Patrick Lynett holds the John and Dorothy Shea Early Career Chair in Civil Engineering and is an associate professor in the Department of Civil and Environmental Engineering at the USC Viterbi School of Engineering. In his research, Lynett creates hydraulic models of coastal processes, studying shallow water wave phenomena with a particular focus on the impact of complex waves and currents on critical coastal infrastructure, such as nuclear power plants. Over the past decade, Lynett has participated in a wide range of studies on numerous coastal disasters, from hurricanes and tsunamis to oil spills.
As part of a team of engineers that performed extensive forensic analysis of the failure of levees and floodwalls in New Orleans during Hurricane Katrina, Lynett employed numerical tools to hindcast wave and surge heights.

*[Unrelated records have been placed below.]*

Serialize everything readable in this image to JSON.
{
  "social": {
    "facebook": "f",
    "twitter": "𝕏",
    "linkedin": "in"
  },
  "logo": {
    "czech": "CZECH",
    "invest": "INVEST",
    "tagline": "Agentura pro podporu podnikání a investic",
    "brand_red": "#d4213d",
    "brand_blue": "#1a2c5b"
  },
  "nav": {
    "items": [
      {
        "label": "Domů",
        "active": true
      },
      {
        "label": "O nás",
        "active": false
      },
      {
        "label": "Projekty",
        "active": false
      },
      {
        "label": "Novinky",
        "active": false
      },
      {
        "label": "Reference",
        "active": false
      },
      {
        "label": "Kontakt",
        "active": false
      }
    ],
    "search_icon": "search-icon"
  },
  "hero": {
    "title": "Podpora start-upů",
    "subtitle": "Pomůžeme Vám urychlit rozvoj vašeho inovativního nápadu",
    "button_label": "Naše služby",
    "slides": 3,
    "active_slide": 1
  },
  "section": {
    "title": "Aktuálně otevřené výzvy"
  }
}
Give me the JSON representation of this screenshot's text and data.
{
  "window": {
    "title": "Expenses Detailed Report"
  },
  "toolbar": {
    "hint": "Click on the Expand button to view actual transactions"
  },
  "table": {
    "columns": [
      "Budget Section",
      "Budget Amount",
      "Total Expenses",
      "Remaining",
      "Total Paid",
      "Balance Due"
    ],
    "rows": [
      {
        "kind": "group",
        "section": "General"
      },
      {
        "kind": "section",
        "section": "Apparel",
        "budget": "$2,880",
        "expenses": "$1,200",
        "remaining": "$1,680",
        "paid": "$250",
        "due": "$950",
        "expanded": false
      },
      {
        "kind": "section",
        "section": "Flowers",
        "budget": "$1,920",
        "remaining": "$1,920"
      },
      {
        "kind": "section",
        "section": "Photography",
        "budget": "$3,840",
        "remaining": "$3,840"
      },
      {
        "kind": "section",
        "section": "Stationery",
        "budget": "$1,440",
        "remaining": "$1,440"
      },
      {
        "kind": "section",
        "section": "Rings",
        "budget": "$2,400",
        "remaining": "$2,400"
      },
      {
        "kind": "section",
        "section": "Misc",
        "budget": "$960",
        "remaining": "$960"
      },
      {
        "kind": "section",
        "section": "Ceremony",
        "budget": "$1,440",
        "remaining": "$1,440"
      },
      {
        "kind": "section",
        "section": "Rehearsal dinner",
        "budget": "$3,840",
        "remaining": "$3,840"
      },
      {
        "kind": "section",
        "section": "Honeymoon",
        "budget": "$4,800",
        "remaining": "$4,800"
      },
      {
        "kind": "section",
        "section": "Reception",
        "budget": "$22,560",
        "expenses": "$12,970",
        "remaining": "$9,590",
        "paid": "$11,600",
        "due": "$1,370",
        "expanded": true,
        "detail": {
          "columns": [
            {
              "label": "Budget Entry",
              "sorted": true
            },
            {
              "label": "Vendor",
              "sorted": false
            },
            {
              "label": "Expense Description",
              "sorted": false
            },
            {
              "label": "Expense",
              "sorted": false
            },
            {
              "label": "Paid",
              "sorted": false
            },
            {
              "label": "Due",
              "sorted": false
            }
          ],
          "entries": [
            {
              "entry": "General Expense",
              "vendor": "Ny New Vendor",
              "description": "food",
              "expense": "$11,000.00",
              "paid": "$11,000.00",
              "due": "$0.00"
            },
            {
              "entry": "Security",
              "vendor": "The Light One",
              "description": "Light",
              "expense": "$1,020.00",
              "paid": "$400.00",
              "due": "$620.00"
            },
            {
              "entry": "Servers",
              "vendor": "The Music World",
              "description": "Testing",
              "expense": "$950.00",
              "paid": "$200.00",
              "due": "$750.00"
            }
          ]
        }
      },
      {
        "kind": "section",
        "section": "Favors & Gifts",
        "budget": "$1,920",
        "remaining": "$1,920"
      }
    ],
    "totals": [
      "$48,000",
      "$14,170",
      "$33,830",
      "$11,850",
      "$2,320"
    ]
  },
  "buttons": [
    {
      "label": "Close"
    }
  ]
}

Lynett has also worked with large ports and nuclear power plants to assess tsunami hazards, including chaotic tsunami-induced motions, such as whirlpools and water jets.
With the aid of HPC resources, Lynett is able to produce a hybrid hydrodynamic software tool capable of tackling the complex physics at work in complicated water wave processes. This comprehensive computational model simulates and predicts such processes by incorporating data from a great range of scales: from thousands of kilometers to less than a meter, and from the deep ocean to the shoreline. By evaluating the distinct tsunami hazards present in various regions and exploring how beach systems evolve, Lynett’s work helps to explain phenomena such as rip currents and beach erosion.
Lynett’s research is funded in part by the National Science Foundation, the Office of Naval Research, the Nuclear Regulatory Commission, the Army Corps of Engineers, and the NOAA Sea Grant College Program. He was awarded a Guggenheim Fellowship in the area of Natural Sciences in 2010 and has been honored with the Department of the Army Commander’s Award Medal for Public Service by the U.S. Army Corps of Engineers.
ABOVE: Snapshot from a simulation of tsunami-induced currents in Ventura Harbor. The shades of red indicate the areas of greatest current speeds; the circular features are whirlpools.